North Carolina is home to two species of foxes, the gray fox and the red fox. The gray fox is the state’s only native fox species; red foxes were originally imported from Europe. They are both relatively small canids – about the size of a house cat – though red foxes have longer legs that make them look larger than their gray cousins. Unlike red foxes though, gray foxes are talented tree climbers, making them seem even more cat-like. In summer, both foxes trade a thick, luxurious winter coat for a much shorter summer coat that makes them appear sleek or “scrawny” by comparison.

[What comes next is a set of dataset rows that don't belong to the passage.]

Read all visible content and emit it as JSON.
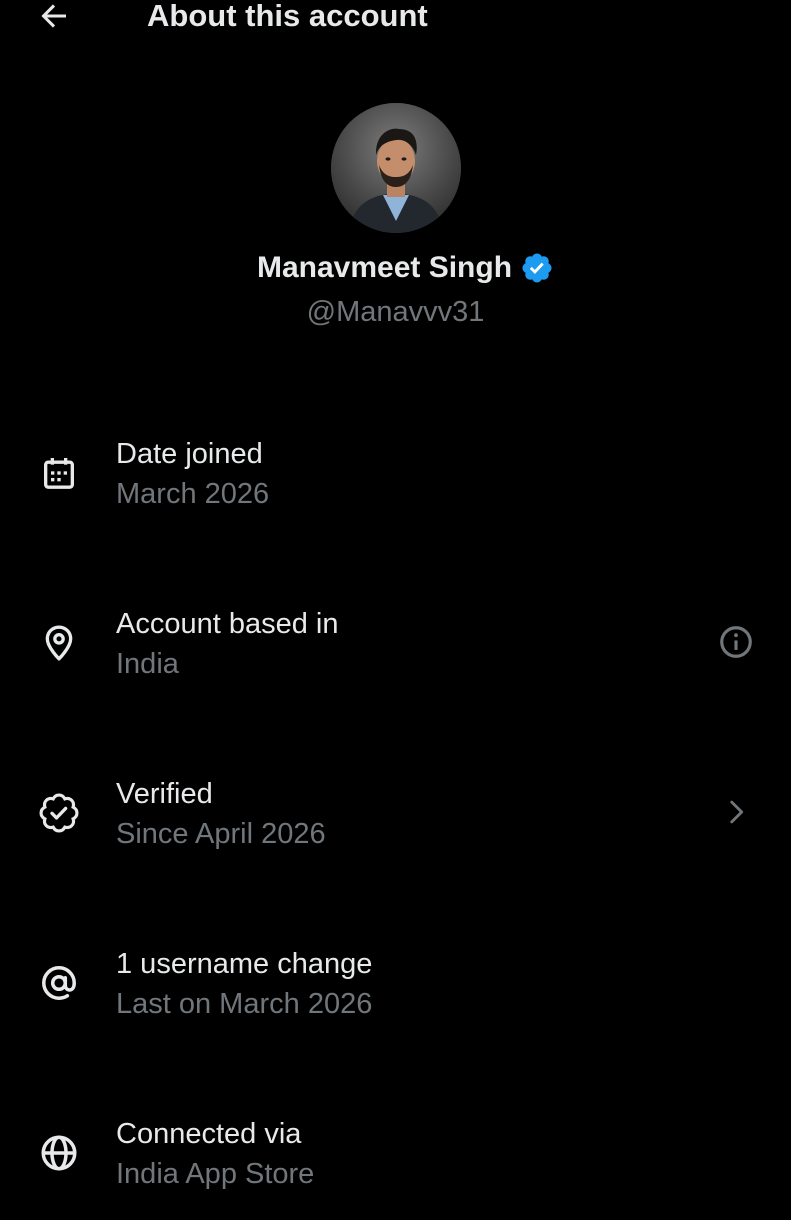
{
  "header": {
    "title": "About this account",
    "back_icon": "arrow-left-icon"
  },
  "profile": {
    "display_name": "Manavmeet Singh",
    "handle": "@Manavvv31",
    "verified": true,
    "badge_color": "#1d9bf0"
  },
  "colors": {
    "background": "#000000",
    "primary_text": "#e7e9ea",
    "secondary_text": "#71767b",
    "accent": "#1d9bf0"
  },
  "info_rows": [
    {
      "icon": "calendar-icon",
      "title": "Date joined",
      "subtitle": "March 2026",
      "action_icon": ""
    },
    {
      "icon": "location-pin-icon",
      "title": "Account based in",
      "subtitle": "India",
      "action_icon": "info-icon"
    },
    {
      "icon": "verified-badge-outline-icon",
      "title": "Verified",
      "subtitle": "Since April 2026",
      "action_icon": "chevron-right-icon"
    },
    {
      "icon": "at-sign-icon",
      "title": "1 username change",
      "subtitle": "Last on March 2026",
      "action_icon": ""
    },
    {
      "icon": "globe-icon",
      "title": "Connected via",
      "subtitle": "India App Store",
      "action_icon": ""
    }
  ]
}
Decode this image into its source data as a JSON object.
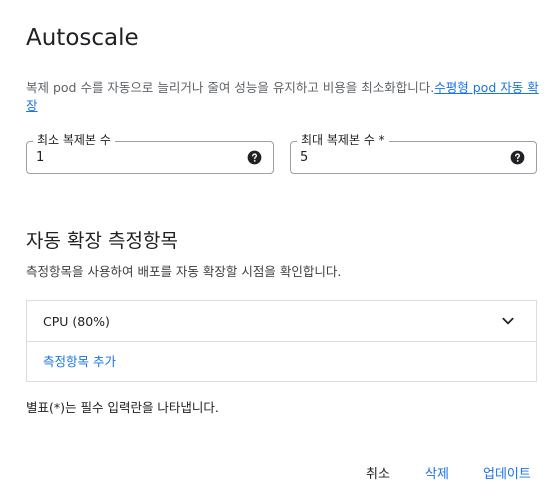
{
  "dialog": {
    "title": "Autoscale",
    "description_text": "복제 pod 수를 자동으로 늘리거나 줄여 성능을 유지하고 비용을 최소화합니다.",
    "description_link": "수평형 pod 자동 확장"
  },
  "fields": {
    "min_replicas": {
      "label": "최소 복제본 수",
      "value": "1",
      "icon": "help-icon"
    },
    "max_replicas": {
      "label": "최대 복제본 수 *",
      "value": "5",
      "icon": "help-icon"
    }
  },
  "metrics": {
    "title": "자동 확장 측정항목",
    "description": "측정항목을 사용하여 배포를 자동 확장할 시점을 확인합니다.",
    "items": [
      {
        "label": "CPU (80%)",
        "icon": "chevron-down-icon"
      }
    ],
    "add_label": "측정항목 추가"
  },
  "footer": {
    "required_note": "별표(*)는 필수 입력란을 나타냅니다.",
    "cancel_label": "취소",
    "delete_label": "삭제",
    "update_label": "업데이트"
  },
  "colors": {
    "accent": "#1a73e8",
    "text": "#202124",
    "muted": "#5f6368",
    "border": "#dadce0"
  }
}
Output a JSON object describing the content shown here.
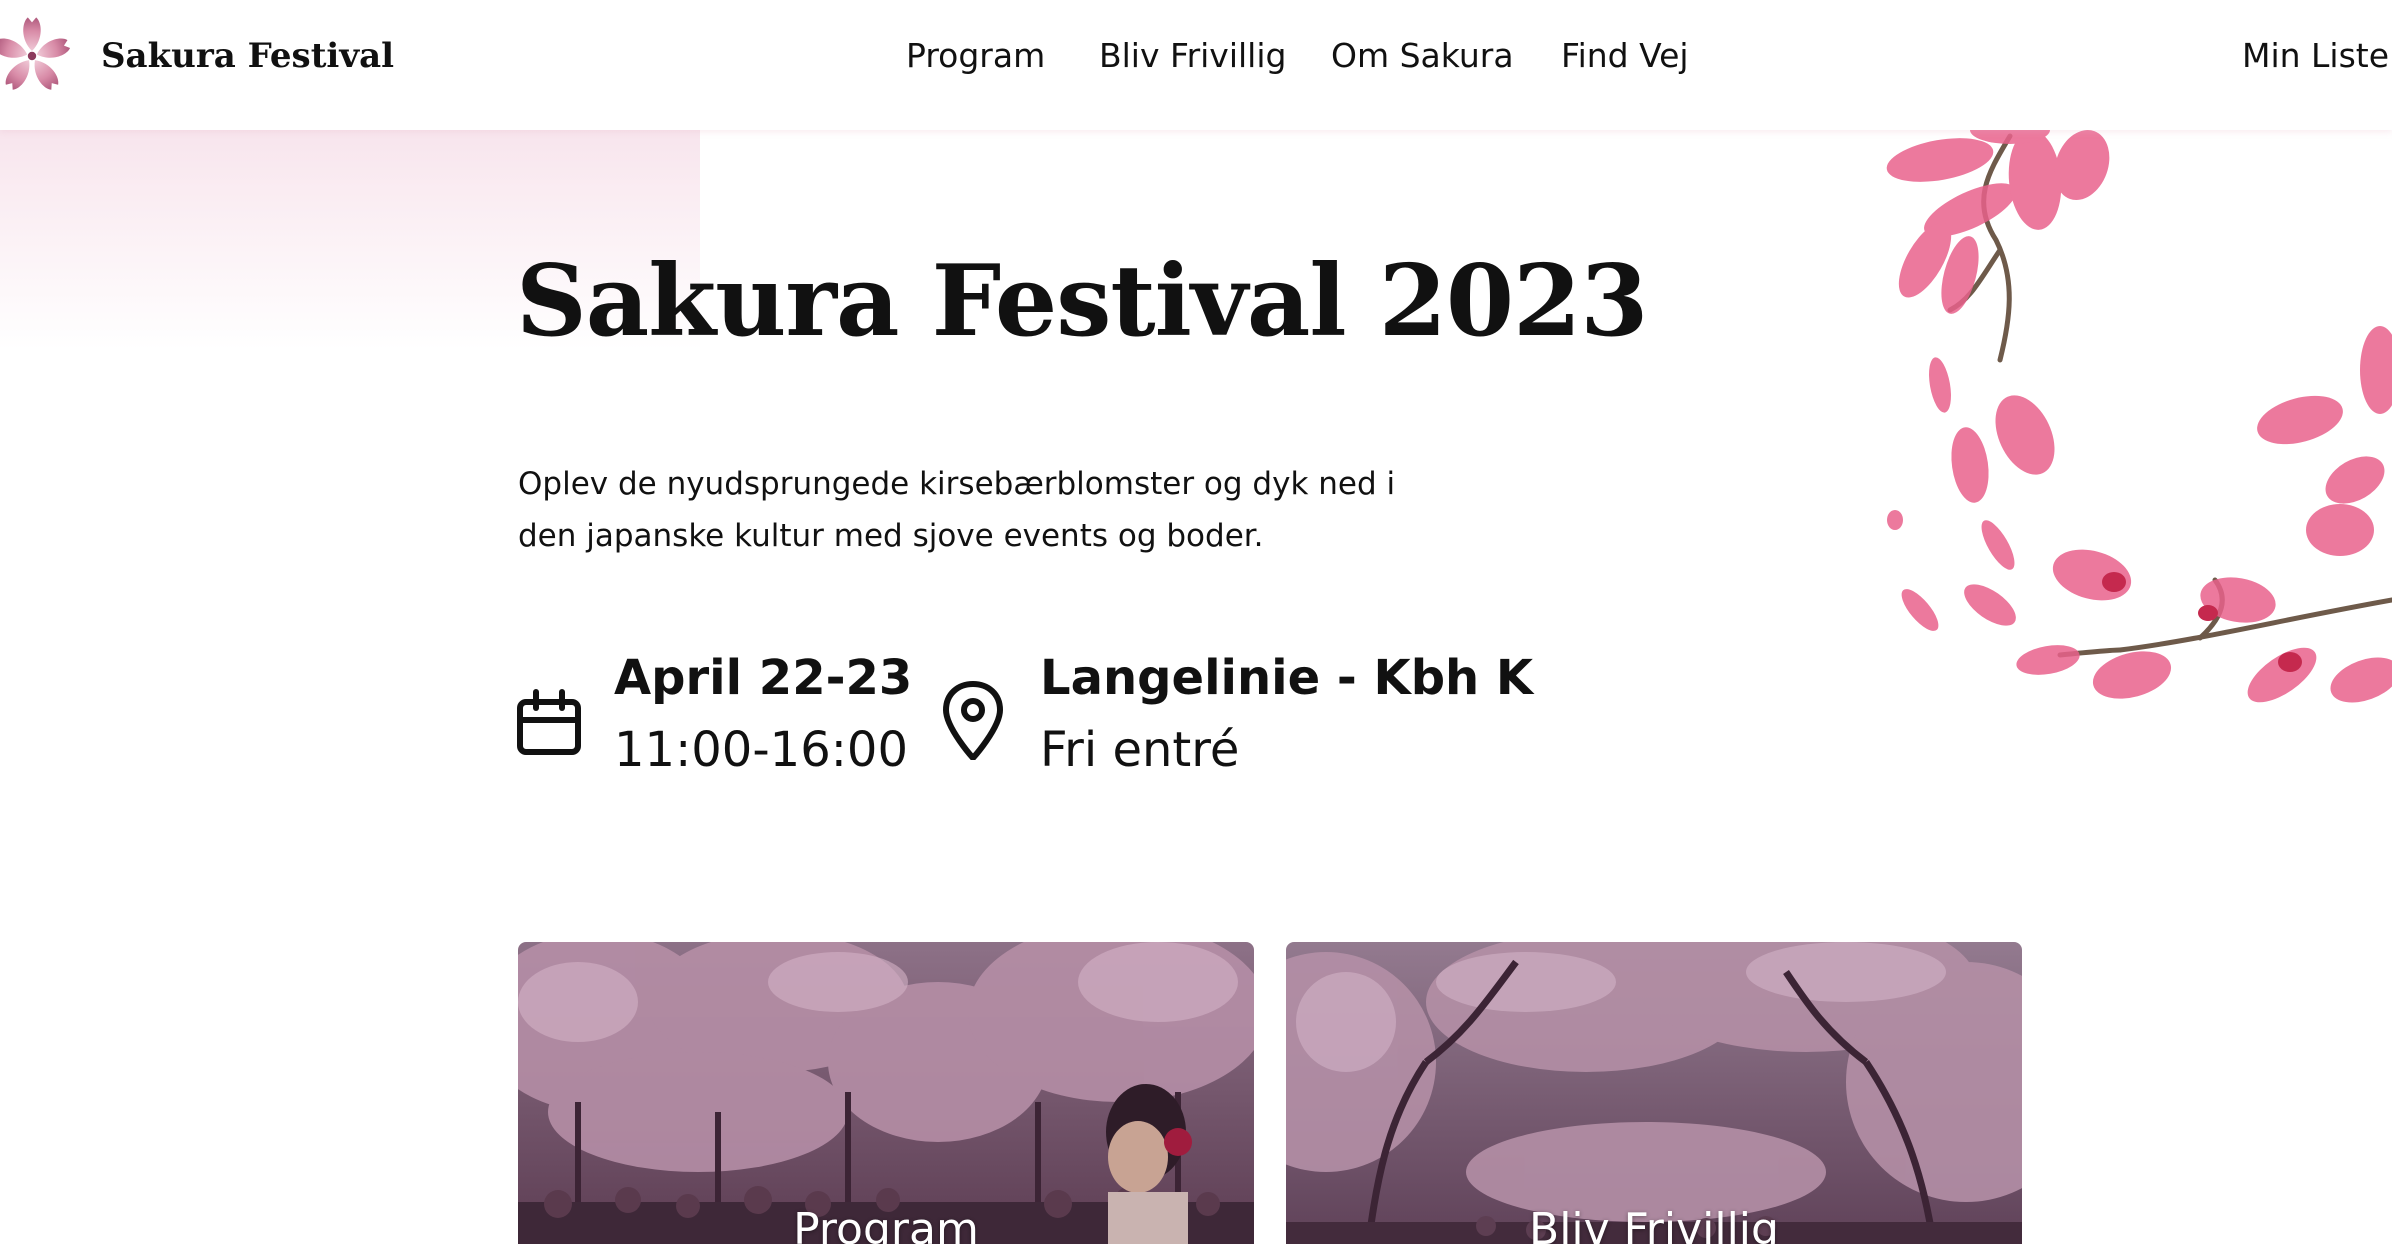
{
  "brand": {
    "name": "Sakura Festival",
    "logo_icon": "sakura-flower-icon"
  },
  "nav": {
    "items": [
      "Program",
      "Bliv Frivillig",
      "Om Sakura",
      "Find Vej"
    ],
    "my_list": "Min Liste"
  },
  "hero": {
    "title": "Sakura Festival 2023",
    "description": "Oplev de nyudsprungede kirsebærblomster og dyk ned i den japanske kultur med sjove events og boder."
  },
  "info": {
    "date": {
      "icon": "calendar-icon",
      "title": "April 22-23",
      "subtitle": "11:00-16:00"
    },
    "location": {
      "icon": "map-pin-icon",
      "title": "Langelinie - Kbh K",
      "subtitle": "Fri entré"
    }
  },
  "cards": [
    {
      "label": "Program",
      "image": "cherry-trees-crowd-photo"
    },
    {
      "label": "Bliv Frivillig",
      "image": "cherry-trees-path-photo"
    }
  ],
  "colors": {
    "text": "#111111",
    "blossom_pink": "#e9618c",
    "card_overlay": "#7a5570"
  }
}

Both species are found throughout the state, including in urban areas and suburbs. As with other wildlife species, foxes are very adaptable and often find residential areas to be excellent places to live and raise their young.
If a fox has established a den near your home and it’s too close for comfort, there are several ways you can encourage it to leave on its own — no trapping required.
Humane deterrence options include:
- Visual: Place a spotlight or strobe light on the ground, pointed toward the den entrance.
- Audio: Play talk radio next to the den at high volume or frequently make loud noises in the immediate area.
- Physical: Install a motion-activated sprinkler near the den entrance or throw small objects in the adult foxes’ direction to assert that their presence won’t be tolerated.
It is illegal to relocate foxes in North Carolina, in part to prevent the unintentional spread of disease. As a result, any removals require that the animal be humanely euthanized.
Foxes only use a den while raising their young, so once the kits are old enough to fend for themselves – usually by mid to late summer – they will abandon the den and move on.
“It’s helpful to think of the den as a crib or nursery; adult foxes don’t use them,” Owens said.
For more information, read the Commission’s “Coexisting with Foxes” resource. For questions regarding human interactions with foxes or other wildlife, visit ncwildlife.org/Have-A-Problem.